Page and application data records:
________
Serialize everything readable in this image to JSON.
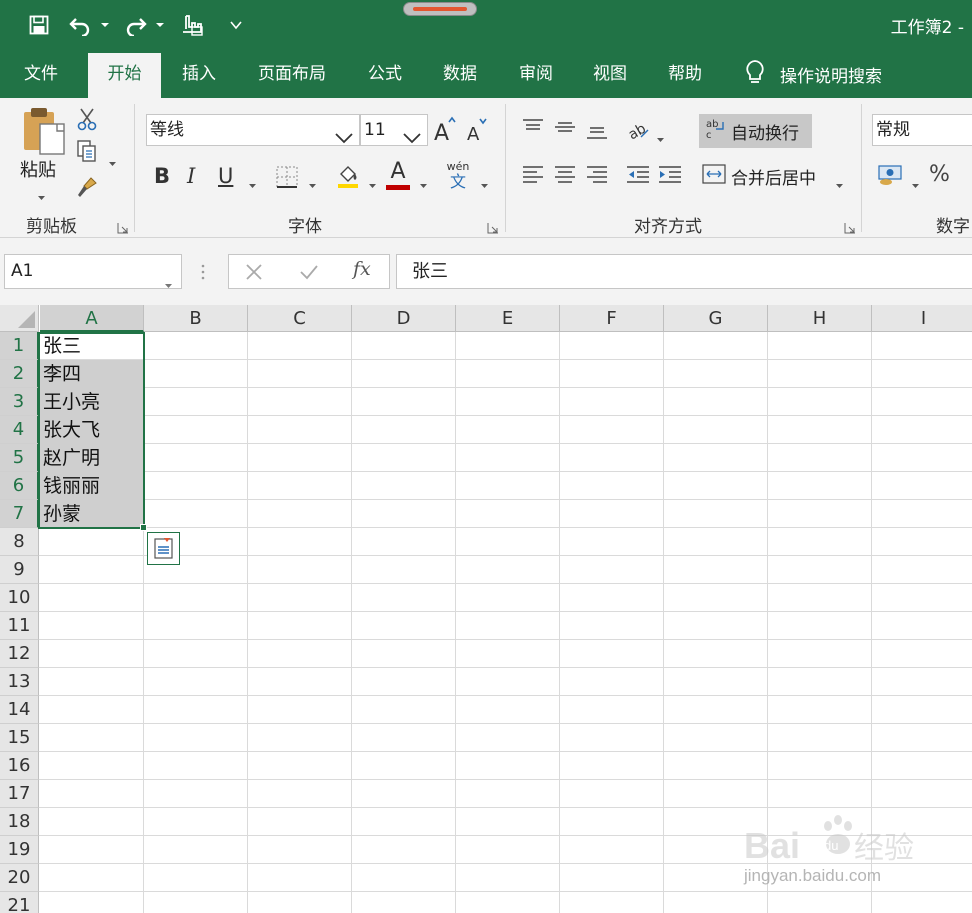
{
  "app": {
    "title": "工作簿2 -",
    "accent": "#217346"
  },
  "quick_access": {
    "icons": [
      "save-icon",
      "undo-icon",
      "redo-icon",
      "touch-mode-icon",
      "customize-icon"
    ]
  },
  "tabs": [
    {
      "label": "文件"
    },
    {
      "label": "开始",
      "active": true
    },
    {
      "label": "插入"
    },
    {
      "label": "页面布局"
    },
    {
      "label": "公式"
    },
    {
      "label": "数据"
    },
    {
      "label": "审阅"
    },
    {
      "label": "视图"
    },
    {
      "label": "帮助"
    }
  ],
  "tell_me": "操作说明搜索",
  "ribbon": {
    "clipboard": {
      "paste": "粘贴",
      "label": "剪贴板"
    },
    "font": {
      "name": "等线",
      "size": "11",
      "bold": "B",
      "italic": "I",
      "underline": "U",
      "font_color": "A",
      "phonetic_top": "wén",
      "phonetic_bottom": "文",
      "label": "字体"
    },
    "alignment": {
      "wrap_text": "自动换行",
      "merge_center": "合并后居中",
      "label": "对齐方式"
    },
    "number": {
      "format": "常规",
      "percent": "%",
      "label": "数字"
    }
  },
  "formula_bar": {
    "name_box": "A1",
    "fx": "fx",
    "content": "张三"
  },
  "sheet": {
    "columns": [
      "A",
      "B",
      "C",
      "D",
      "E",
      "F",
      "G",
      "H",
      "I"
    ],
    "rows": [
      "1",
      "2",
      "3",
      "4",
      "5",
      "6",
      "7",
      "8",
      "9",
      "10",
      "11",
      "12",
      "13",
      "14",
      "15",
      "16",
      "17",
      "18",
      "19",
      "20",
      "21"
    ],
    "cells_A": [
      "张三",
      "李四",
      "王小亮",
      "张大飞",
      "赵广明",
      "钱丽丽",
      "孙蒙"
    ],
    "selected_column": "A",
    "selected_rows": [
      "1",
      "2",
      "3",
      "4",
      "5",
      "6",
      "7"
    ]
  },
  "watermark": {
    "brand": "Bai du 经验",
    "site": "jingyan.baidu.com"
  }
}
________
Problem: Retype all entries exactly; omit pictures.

Reply to the exercise:
Serialize everything readable in this image to JSON.
{
  "app": {
    "title": "工作簿2 -",
    "accent": "#217346"
  },
  "quick_access": {
    "icons": [
      "save-icon",
      "undo-icon",
      "redo-icon",
      "touch-mode-icon",
      "customize-icon"
    ]
  },
  "tabs": [
    {
      "label": "文件"
    },
    {
      "label": "开始",
      "active": true
    },
    {
      "label": "插入"
    },
    {
      "label": "页面布局"
    },
    {
      "label": "公式"
    },
    {
      "label": "数据"
    },
    {
      "label": "审阅"
    },
    {
      "label": "视图"
    },
    {
      "label": "帮助"
    }
  ],
  "tell_me": "操作说明搜索",
  "ribbon": {
    "clipboard": {
      "paste": "粘贴",
      "label": "剪贴板"
    },
    "font": {
      "name": "等线",
      "size": "11",
      "bold": "B",
      "italic": "I",
      "underline": "U",
      "font_color": "A",
      "phonetic_top": "wén",
      "phonetic_bottom": "文",
      "label": "字体"
    },
    "alignment": {
      "wrap_text": "自动换行",
      "merge_center": "合并后居中",
      "label": "对齐方式"
    },
    "number": {
      "format": "常规",
      "percent": "%",
      "label": "数字"
    }
  },
  "formula_bar": {
    "name_box": "A1",
    "fx": "fx",
    "content": "张三"
  },
  "sheet": {
    "columns": [
      "A",
      "B",
      "C",
      "D",
      "E",
      "F",
      "G",
      "H",
      "I"
    ],
    "rows": [
      "1",
      "2",
      "3",
      "4",
      "5",
      "6",
      "7",
      "8",
      "9",
      "10",
      "11",
      "12",
      "13",
      "14",
      "15",
      "16",
      "17",
      "18",
      "19",
      "20",
      "21"
    ],
    "cells_A": [
      "张三",
      "李四",
      "王小亮",
      "张大飞",
      "赵广明",
      "钱丽丽",
      "孙蒙"
    ],
    "selected_column": "A",
    "selected_rows": [
      "1",
      "2",
      "3",
      "4",
      "5",
      "6",
      "7"
    ]
  },
  "watermark": {
    "brand": "Bai du 经验",
    "site": "jingyan.baidu.com"
  }
}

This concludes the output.